We have now looked in detail at the work of 38 artists whose styles became impressionist, or nearly so, and have briefly considered another 23. Although far from comprehensive, this is more extensive than you will find almost anywhere else, with the exception of the books edited by Broude (1990) and Walther (1993).
Who started Impressionism?
Looking back at artists active before 1869, the year in which Monet painted his early, floridly Impressionist works such as Bathers at la Grenouillère, there were several individuals and groups who were decidedly pre-Impressionist.
The most obvious, and that given in all the better accounts of Impressionism, was of course the Barbizon School in France, and most notably Corot. But it had parallel movements in the Netherlands (the Hague School), and in Italy (the Macchiaioli). A notable precursor in Germany was Carl Blechen, who tragically died young, and without apparently passing on significant influence to others. Avant garde works by Turner were also important.
Using my scoring system to assess their paintings, I consider that Corot, Turner and Blechen were often achieving 7/12, sometimes even 9/12 in certain paintings, before 1850.
So by 1860 there was, across Europe, and in parallel with the social and political unrest which was fomenting in many countries, a widespread movement away from highly-finished realism.
In the 1860s, at least two artists, Jongkind, Monet, and perhaps Nicolae Grigorescu (evidence is limited because of a lack of dates), started to undergo the transition to full-blown Impressionism, and several others (Renoir, Pissarro, Morisot, and Sisley) were quick to follow.
Thus the essential precursors to Impressionism were pan-European, and the first Impressionists were also from several European countries – France, the Netherlands, Romania, and the UK. We should therefore be referring to European and not French Impressionism, although prior to about 1880 the hub of the movement was certainly Paris.
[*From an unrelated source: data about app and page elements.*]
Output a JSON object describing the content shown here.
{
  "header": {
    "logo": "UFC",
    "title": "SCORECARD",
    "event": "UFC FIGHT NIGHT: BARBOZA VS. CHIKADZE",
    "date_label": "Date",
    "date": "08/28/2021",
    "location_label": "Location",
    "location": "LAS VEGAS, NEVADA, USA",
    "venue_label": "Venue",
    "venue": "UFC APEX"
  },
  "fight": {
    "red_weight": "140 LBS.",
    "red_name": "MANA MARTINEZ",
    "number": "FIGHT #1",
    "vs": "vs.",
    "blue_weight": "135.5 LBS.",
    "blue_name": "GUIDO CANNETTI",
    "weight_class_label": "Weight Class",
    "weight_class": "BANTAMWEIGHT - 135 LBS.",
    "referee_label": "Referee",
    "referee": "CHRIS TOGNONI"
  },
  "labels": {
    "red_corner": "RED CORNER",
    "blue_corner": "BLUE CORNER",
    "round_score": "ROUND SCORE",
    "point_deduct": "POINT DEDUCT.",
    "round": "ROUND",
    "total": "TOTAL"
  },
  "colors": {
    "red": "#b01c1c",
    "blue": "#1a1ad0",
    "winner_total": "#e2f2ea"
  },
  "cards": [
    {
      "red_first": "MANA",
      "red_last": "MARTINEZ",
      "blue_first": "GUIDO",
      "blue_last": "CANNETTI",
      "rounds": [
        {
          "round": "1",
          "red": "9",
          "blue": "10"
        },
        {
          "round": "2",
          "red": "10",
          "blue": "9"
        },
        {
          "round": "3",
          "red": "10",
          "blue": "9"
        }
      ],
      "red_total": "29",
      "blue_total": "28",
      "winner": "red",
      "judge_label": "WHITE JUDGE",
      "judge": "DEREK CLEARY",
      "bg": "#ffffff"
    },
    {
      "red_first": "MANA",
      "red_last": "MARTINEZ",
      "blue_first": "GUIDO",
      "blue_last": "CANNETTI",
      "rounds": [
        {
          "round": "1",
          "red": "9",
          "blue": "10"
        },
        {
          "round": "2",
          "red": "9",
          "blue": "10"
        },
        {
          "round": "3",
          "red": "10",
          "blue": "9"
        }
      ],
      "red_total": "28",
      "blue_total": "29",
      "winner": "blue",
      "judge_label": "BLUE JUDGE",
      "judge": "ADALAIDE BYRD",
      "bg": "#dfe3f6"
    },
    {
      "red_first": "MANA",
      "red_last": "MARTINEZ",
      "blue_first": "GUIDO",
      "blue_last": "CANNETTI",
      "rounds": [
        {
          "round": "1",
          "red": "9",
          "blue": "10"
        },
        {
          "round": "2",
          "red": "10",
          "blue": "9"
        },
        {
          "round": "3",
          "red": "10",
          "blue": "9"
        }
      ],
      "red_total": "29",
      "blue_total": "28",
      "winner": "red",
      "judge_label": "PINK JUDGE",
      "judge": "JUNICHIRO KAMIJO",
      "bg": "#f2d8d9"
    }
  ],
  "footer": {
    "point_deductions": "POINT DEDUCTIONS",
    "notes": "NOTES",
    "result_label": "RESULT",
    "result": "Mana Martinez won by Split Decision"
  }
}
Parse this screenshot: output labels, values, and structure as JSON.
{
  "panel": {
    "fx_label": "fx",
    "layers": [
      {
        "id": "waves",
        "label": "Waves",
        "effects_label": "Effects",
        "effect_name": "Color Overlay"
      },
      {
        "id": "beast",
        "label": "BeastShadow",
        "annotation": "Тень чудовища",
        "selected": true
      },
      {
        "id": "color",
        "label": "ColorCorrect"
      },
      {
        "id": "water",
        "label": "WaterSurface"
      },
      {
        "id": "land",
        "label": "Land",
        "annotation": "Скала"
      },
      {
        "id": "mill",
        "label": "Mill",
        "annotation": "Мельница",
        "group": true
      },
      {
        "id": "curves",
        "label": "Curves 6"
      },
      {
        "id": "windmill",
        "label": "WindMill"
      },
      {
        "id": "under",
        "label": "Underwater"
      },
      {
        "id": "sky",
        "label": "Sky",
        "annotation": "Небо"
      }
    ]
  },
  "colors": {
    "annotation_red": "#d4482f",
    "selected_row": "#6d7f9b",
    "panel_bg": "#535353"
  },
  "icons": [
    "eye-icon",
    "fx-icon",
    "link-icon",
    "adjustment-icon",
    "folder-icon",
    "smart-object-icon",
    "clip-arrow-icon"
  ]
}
How did Impressionism spread?
During the 1870s, a few artists from outside France started to visit and encounter Impressionism, and some returned home to continue painting in impressionist style there. But at this stage numbers were limited, and the influence of the Barbizon School was often greater.
That trickle of converts swelled into a rush during the 1880s, when impressionist style was transmitted as far afield as Russia, Finland, the USA, and Australia. This coincided with increasing acceptance of Impressionism in its European heartlands.
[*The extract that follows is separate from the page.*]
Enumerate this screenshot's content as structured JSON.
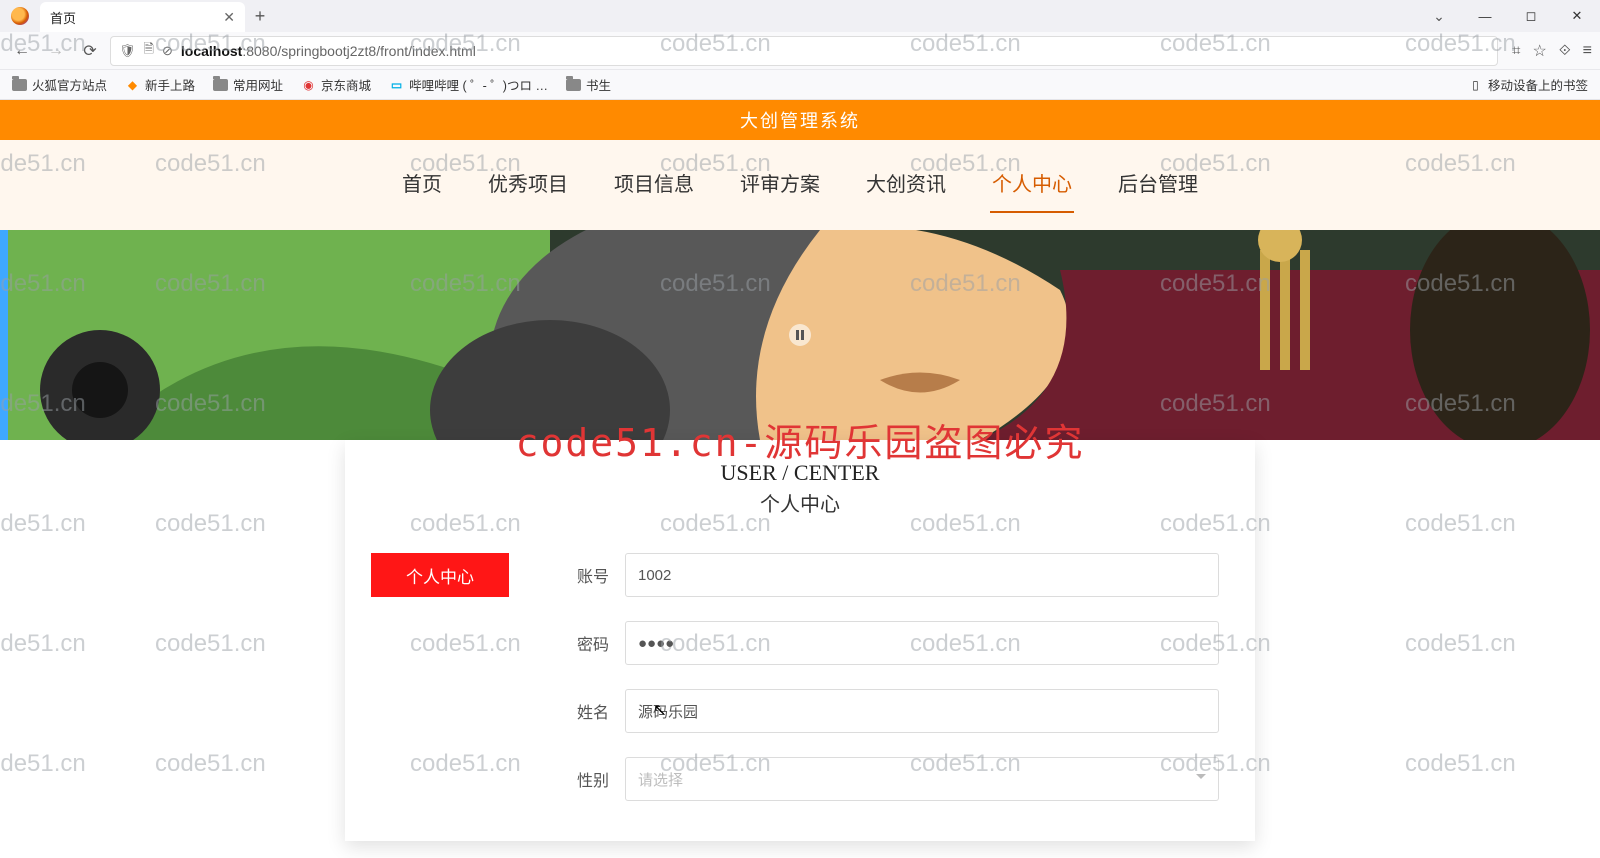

During the 1890s, as Neo-Impressionism was trying to take hold in France, large numbers of visiting student artists were returning home in the rest of Europe, and more distant countries such as Canada and Japan. Impressionism had become a truly world phenomenon and movement.
Remaining countries, such as those in South America, and Turkey, embraced Impressionism in the first decade of the twentieth century, just before the outbreak of the First World War, and the rise of modernism. There can have been few progressive art galleries across the world which had not shown Impressionist paintings by 1914.
In a period of forty years, Impressionism had grown and spread worldwide, and changed forever public appreciation of painting. As this series has shown, there is still a great deal to appreciate in the works of the Impressionists, and a great many more than most histories would like to admit.
This is still not the end of this series: I hope to make arrangements which will enable me to feature further painters in the future, and hope to add to the collection of artists represented here.
Broude N ed. (1990) World Impressionism: The International Movement, 1860-1920, Abradale Press, Harry N Abrams. ISBN 0 8109 8115 7. (A pioneering survey of impressionism around the world, now long out of print but sometimes available secondhand.)
Walther IF ed. (1993/2013) Impressionism 1860-1920, Part 2, Impressionism in Europe and North America, Taschen. ISBN 978 3 836 54893 9. (Originally published in two parts, this updated survey includes many artists and works omitted by Broude, and is now available in a convenient single volume.)